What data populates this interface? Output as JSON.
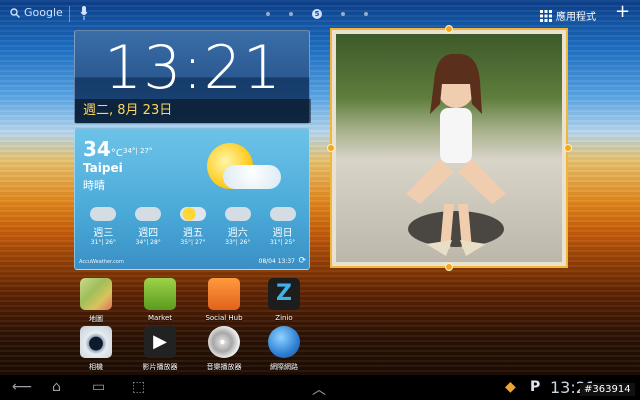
{
  "topbar": {
    "search_label": "Google",
    "apps_label": "應用程式",
    "pager_active": "5"
  },
  "clock": {
    "time": "13:21",
    "date": "週二, 8月 23日"
  },
  "weather": {
    "temp": "34",
    "unit": "°C",
    "range": "34°| 27°",
    "city": "Taipei",
    "condition": "時晴",
    "forecast": [
      {
        "day": "週三",
        "hl": "31°| 26°",
        "icon": "cloud-rain-icon"
      },
      {
        "day": "週四",
        "hl": "34°| 28°",
        "icon": "cloud-rain-icon"
      },
      {
        "day": "週五",
        "hl": "35°| 27°",
        "icon": "sun-cloud-icon"
      },
      {
        "day": "週六",
        "hl": "33°| 26°",
        "icon": "cloud-rain-icon"
      },
      {
        "day": "週日",
        "hl": "31°| 25°",
        "icon": "cloud-rain-icon"
      }
    ],
    "provider": "AccuWeather.com",
    "stamp": "08/04 13:37"
  },
  "apps": [
    {
      "label": "地圖"
    },
    {
      "label": "Market"
    },
    {
      "label": "Social Hub"
    },
    {
      "label": "Zinio"
    },
    {
      "label": "相機"
    },
    {
      "label": "影片播放器"
    },
    {
      "label": "音樂播放器"
    },
    {
      "label": "網際網路"
    }
  ],
  "navbar": {
    "clock": "13:21",
    "badge": "#363914"
  },
  "colors": {
    "accent": "#f0b63a",
    "date_text": "#ffd85a"
  }
}
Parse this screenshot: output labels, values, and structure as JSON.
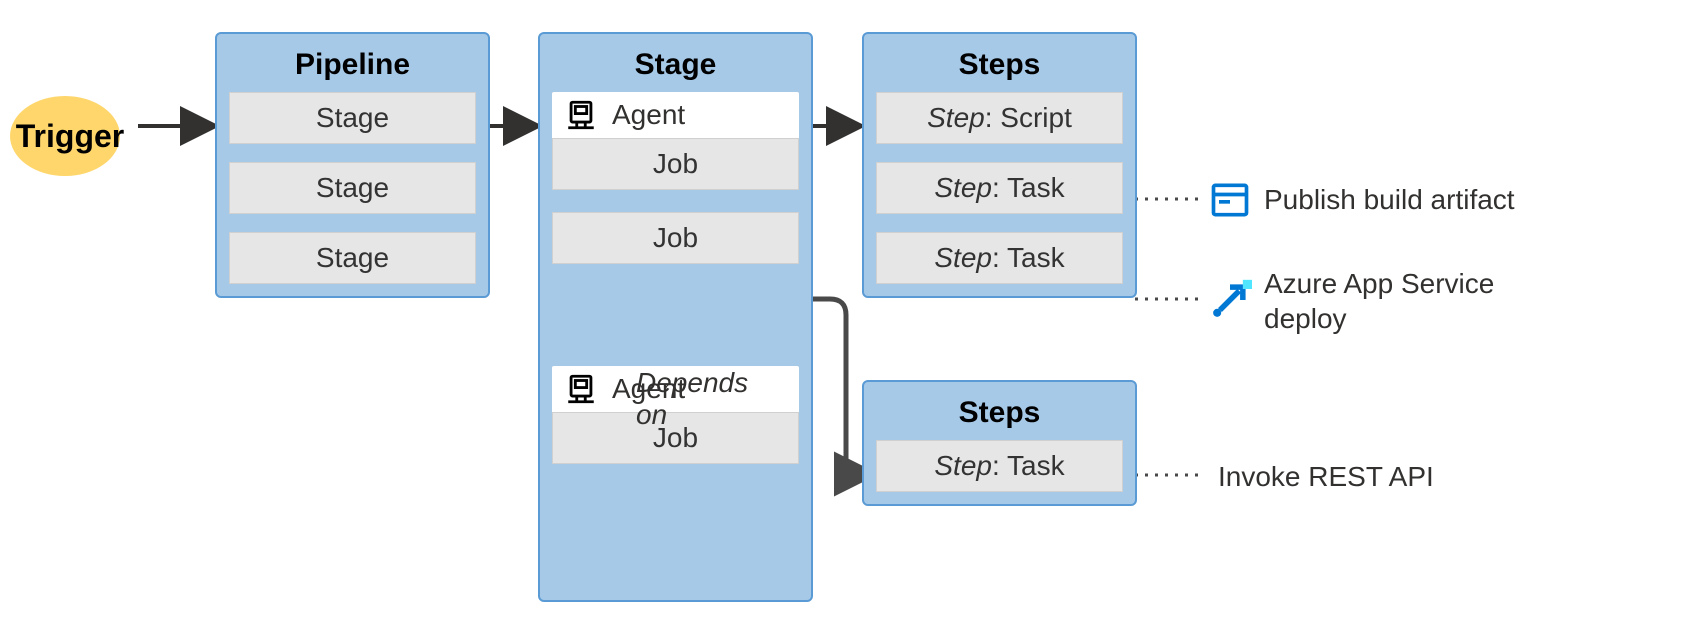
{
  "trigger": {
    "label": "Trigger"
  },
  "pipeline_panel": {
    "title": "Pipeline",
    "items": [
      "Stage",
      "Stage",
      "Stage"
    ]
  },
  "stage_panel": {
    "title": "Stage",
    "agent1_label": "Agent",
    "job1_label": "Job",
    "job2_label": "Job",
    "depends_label": "Depends on",
    "agent2_label": "Agent",
    "job3_label": "Job"
  },
  "steps_panel_1": {
    "title": "Steps",
    "items": [
      {
        "prefix": "Step",
        "suffix": ": Script"
      },
      {
        "prefix": "Step",
        "suffix": ": Task"
      },
      {
        "prefix": "Step",
        "suffix": ": Task"
      }
    ]
  },
  "steps_panel_2": {
    "title": "Steps",
    "items": [
      {
        "prefix": "Step",
        "suffix": ": Task"
      }
    ]
  },
  "annotations": {
    "publish": "Publish build artifact",
    "app_service": "Azure App Service deploy",
    "invoke_rest": "Invoke REST API"
  }
}
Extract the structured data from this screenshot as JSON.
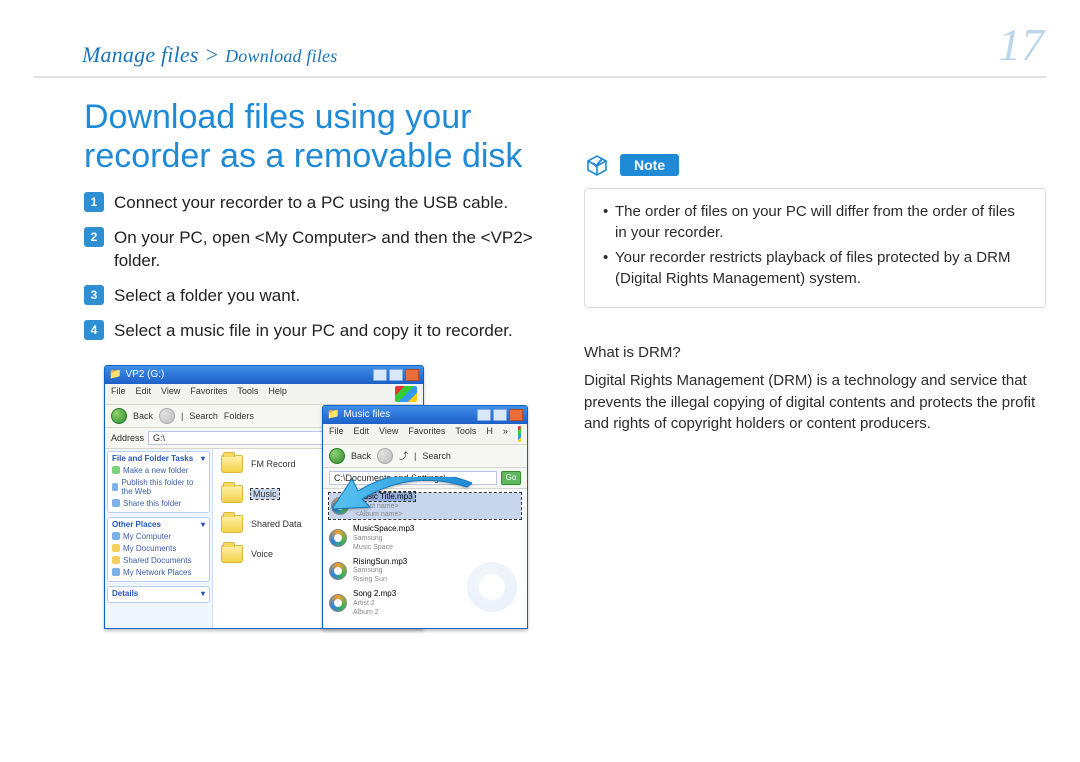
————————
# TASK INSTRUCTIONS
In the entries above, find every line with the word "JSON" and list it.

# REPLY TO THE EXERCISE
What data populates this interface? Output as JSON.
Parse this screenshot: output labels, values, and structure as JSON.
Extract the structured data from this screenshot as JSON.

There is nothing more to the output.